  • The Liquidation Trustee of the Le-Nature’s Liquidation Trust, which was formed under the plan of reorganization in the Chapter 11 case of Le-Nature’s, Inc. in multi-district litigation against, among others, Wachovia, CIT, and Krones AG, a major German manufacturer, for their participation and substantial assistance in Le-Nature's massive Ponzi scheme. Kasowitz also separately brought claims against BDO Seidman LLP in a related arbitration. Together with the Liquidation Trustee, Kasowitz achieved multiple settlements with defendant parties.
  • The Federal Housing Finance Agency (“FHFA”), as conservator for Fannie Mae and Freddie Mac, in several actions in federal and state courts against numerous financial institutions and individuals. The lawsuits sought rescission or damages from several of the major money-center banks for, among other things, misrepresentations concerning pools of mortgage loans that underlie residential mortgage-backed securities issued and securitized by the defendants and sold to Fannie Mae and Freddie Mac. After prevailing on critical pre-trial issues, FHFA settled the actions brought by Kasowitz for several billion dollars, including a $1.25 billion settlement with Morgan Stanley.

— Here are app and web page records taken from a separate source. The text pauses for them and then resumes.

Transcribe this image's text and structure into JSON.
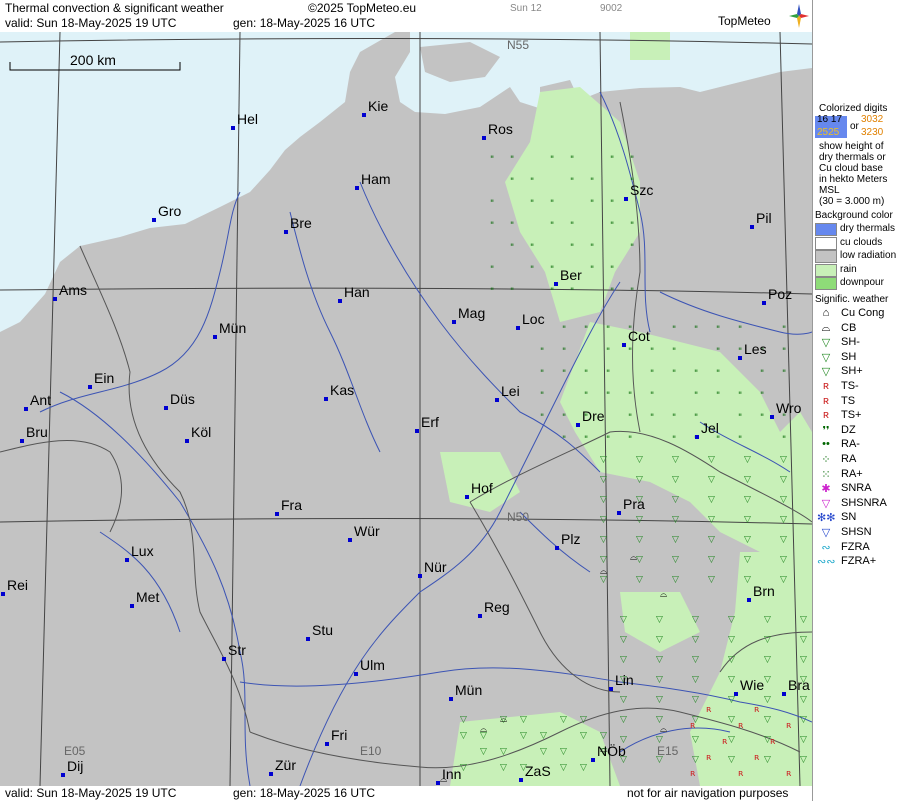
{
  "header": {
    "title": "Thermal convection & significant weather",
    "copyright": "©2025 TopMeteo.eu",
    "day_code": "Sun 12",
    "code": "9002",
    "valid": "valid:  Sun  18-May-2025  19 UTC",
    "gen": "gen: 18-May-2025 16 UTC",
    "logo": "TopMeteo"
  },
  "footer": {
    "valid": "valid:  Sun  18-May-2025  19 UTC",
    "gen": "gen: 18-May-2025 16 UTC",
    "note": "not for air navigation purposes"
  },
  "map": {
    "scale_label": "200 km",
    "grid_labels": {
      "n55": "N55",
      "n50": "N50",
      "e05": "E05",
      "e10": "E10",
      "e15": "E15"
    },
    "colors": {
      "sea": "#dff2f8",
      "land": "#c3c3c3",
      "rain": "#c8f0b8",
      "grid": "#444444",
      "river": "#3c54b4",
      "border": "#555555",
      "city": "#0000d0"
    },
    "cities": [
      {
        "name": "Hel"
      },
      {
        "name": "Kie"
      },
      {
        "name": "Ros"
      },
      {
        "name": "Ham"
      },
      {
        "name": "Gro"
      },
      {
        "name": "Bre"
      },
      {
        "name": "Szc"
      },
      {
        "name": "Pil"
      },
      {
        "name": "Ber"
      },
      {
        "name": "Ams"
      },
      {
        "name": "Han"
      },
      {
        "name": "Poz"
      },
      {
        "name": "Mag"
      },
      {
        "name": "Loc"
      },
      {
        "name": "Mün"
      },
      {
        "name": "Cot"
      },
      {
        "name": "Les"
      },
      {
        "name": "Ein"
      },
      {
        "name": "Kas"
      },
      {
        "name": "Lei"
      },
      {
        "name": "Ant"
      },
      {
        "name": "Düs"
      },
      {
        "name": "Wro"
      },
      {
        "name": "Dre"
      },
      {
        "name": "Erf"
      },
      {
        "name": "Köl"
      },
      {
        "name": "Jel"
      },
      {
        "name": "Bru"
      },
      {
        "name": "Hof"
      },
      {
        "name": "Fra"
      },
      {
        "name": "Pra"
      },
      {
        "name": "Wür"
      },
      {
        "name": "Plz"
      },
      {
        "name": "Lux"
      },
      {
        "name": "Nür"
      },
      {
        "name": "Rei"
      },
      {
        "name": "Met"
      },
      {
        "name": "Brn"
      },
      {
        "name": "Reg"
      },
      {
        "name": "Stu"
      },
      {
        "name": "Str"
      },
      {
        "name": "Ulm"
      },
      {
        "name": "Lin"
      },
      {
        "name": "Wie"
      },
      {
        "name": "Bra"
      },
      {
        "name": "Mün"
      },
      {
        "name": "Fri"
      },
      {
        "name": "NÖb"
      },
      {
        "name": "Dij"
      },
      {
        "name": "Zür"
      },
      {
        "name": "Inn"
      },
      {
        "name": "ZaS"
      }
    ]
  },
  "legend": {
    "digits_title": "Colorized digits",
    "digits_sample_a": "16  17",
    "digits_sample_b": "2525",
    "digits_or": "or",
    "digits_sample_c": "3032",
    "digits_sample_d": "3230",
    "digits_desc": [
      "show height of",
      "dry thermals or",
      "Cu cloud base",
      "in hekto Meters",
      "MSL",
      "(30 = 3.000 m)"
    ],
    "bg_title": "Background color",
    "bg_items": [
      {
        "label": "dry thermals",
        "color": "#6688ee"
      },
      {
        "label": "cu clouds",
        "color": "#ffffff"
      },
      {
        "label": "low radiation",
        "color": "#c3c3c3"
      },
      {
        "label": "rain",
        "color": "#c8f0b8"
      },
      {
        "label": "downpour",
        "color": "#8edc78"
      }
    ],
    "sig_title": "Signific. weather",
    "sig_items": [
      {
        "label": "Cu Cong",
        "icon": "cu-cong-icon",
        "symbol": "⌂",
        "color": "#000000"
      },
      {
        "label": "CB",
        "icon": "cb-icon",
        "symbol": "⌓",
        "color": "#000000"
      },
      {
        "label": "SH-",
        "icon": "shower-light-icon",
        "symbol": "▽",
        "color": "#228822"
      },
      {
        "label": "SH",
        "icon": "shower-icon",
        "symbol": "▽",
        "color": "#228822"
      },
      {
        "label": "SH+",
        "icon": "shower-heavy-icon",
        "symbol": "▽",
        "color": "#228822"
      },
      {
        "label": "TS-",
        "icon": "thunderstorm-light-icon",
        "symbol": "ʀ",
        "color": "#cc2222"
      },
      {
        "label": "TS",
        "icon": "thunderstorm-icon",
        "symbol": "ʀ",
        "color": "#cc2222"
      },
      {
        "label": "TS+",
        "icon": "thunderstorm-heavy-icon",
        "symbol": "ʀ",
        "color": "#cc2222"
      },
      {
        "label": "DZ",
        "icon": "drizzle-icon",
        "symbol": "❜❜",
        "color": "#006600"
      },
      {
        "label": "RA-",
        "icon": "rain-light-icon",
        "symbol": "••",
        "color": "#006600"
      },
      {
        "label": "RA",
        "icon": "rain-icon",
        "symbol": "⁘",
        "color": "#006600"
      },
      {
        "label": "RA+",
        "icon": "rain-heavy-icon",
        "symbol": "⁙",
        "color": "#006600"
      },
      {
        "label": "SNRA",
        "icon": "snow-rain-icon",
        "symbol": "✱",
        "color": "#cc22cc"
      },
      {
        "label": "SHSNRA",
        "icon": "snow-rain-shower-icon",
        "symbol": "▽",
        "color": "#cc22cc"
      },
      {
        "label": "SN",
        "icon": "snow-icon",
        "symbol": "✻✻",
        "color": "#2244cc"
      },
      {
        "label": "SHSN",
        "icon": "snow-shower-icon",
        "symbol": "▽",
        "color": "#2244cc"
      },
      {
        "label": "FZRA",
        "icon": "freezing-rain-icon",
        "symbol": "∾",
        "color": "#22aacc"
      },
      {
        "label": "FZRA+",
        "icon": "freezing-rain-heavy-icon",
        "symbol": "∾∾",
        "color": "#22aacc"
      }
    ]
  }
}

  • Harbinger Capital Partners LLC (“Harbinger”), an investment fund engaged in the development and operation of a satellite-and-terrestrial wireless-services network worth billions of dollars, through its ownership and control of LightSquared Inc. and its subsidiaries (“LightSquared”), which are the debtors in Chapter 11 bankruptcy proceedings pending in the United States Bankruptcy Court for the Southern District of New York. Kasowitz filed an adversary complaint against satellite television mogul Charles Ergen (“Ergen”) and his company Dish Network (“Dish”), alleging that they and certain subsidiaries and affiliates and co-conspirators perpetrated a fraud to wrest control of LightSquared and its valuable wireless spectrum from Harbinger. Kasowitz thereafter joined in similar litigation commenced by the debtors. In August 2013, Kasowitz developed, formulated, and proposed Harbinger’s own plan of reorganization for the debtors, which was originally the only one of four competing plans in the bankruptcy cases that would have reorganized the debtors instead of liquidating their assets. Kasowitz represents Harbinger in connection with all confirmation issues for LightSquared.